- _What to produce_: Reproduce the entries below in full, word for word.

-- Supplied data follows --

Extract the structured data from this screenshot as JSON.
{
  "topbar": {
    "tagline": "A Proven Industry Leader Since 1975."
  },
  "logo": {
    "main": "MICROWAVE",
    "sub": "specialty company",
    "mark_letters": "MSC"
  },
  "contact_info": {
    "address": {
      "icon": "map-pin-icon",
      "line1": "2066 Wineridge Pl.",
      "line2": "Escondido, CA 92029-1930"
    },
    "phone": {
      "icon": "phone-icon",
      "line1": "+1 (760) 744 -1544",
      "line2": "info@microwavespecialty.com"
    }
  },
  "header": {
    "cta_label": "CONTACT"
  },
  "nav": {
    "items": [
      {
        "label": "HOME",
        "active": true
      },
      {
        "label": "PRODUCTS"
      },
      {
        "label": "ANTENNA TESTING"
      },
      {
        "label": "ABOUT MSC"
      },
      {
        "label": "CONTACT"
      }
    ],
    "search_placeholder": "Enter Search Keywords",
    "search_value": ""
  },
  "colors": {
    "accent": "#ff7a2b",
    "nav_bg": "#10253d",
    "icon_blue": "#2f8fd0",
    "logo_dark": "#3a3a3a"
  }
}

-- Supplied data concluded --

- _Solved problem_:
Extract the structured data from this screenshot as JSON.
{
  "topbar": {
    "tagline": "A Proven Industry Leader Since 1975."
  },
  "logo": {
    "main": "MICROWAVE",
    "sub": "specialty company",
    "mark_letters": "MSC"
  },
  "contact_info": {
    "address": {
      "icon": "map-pin-icon",
      "line1": "2066 Wineridge Pl.",
      "line2": "Escondido, CA 92029-1930"
    },
    "phone": {
      "icon": "phone-icon",
      "line1": "+1 (760) 744 -1544",
      "line2": "info@microwavespecialty.com"
    }
  },
  "header": {
    "cta_label": "CONTACT"
  },
  "nav": {
    "items": [
      {
        "label": "HOME",
        "active": true
      },
      {
        "label": "PRODUCTS"
      },
      {
        "label": "ANTENNA TESTING"
      },
      {
        "label": "ABOUT MSC"
      },
      {
        "label": "CONTACT"
      }
    ],
    "search_placeholder": "Enter Search Keywords",
    "search_value": ""
  },
  "colors": {
    "accent": "#ff7a2b",
    "nav_bg": "#10253d",
    "icon_blue": "#2f8fd0",
    "logo_dark": "#3a3a3a"
  }
}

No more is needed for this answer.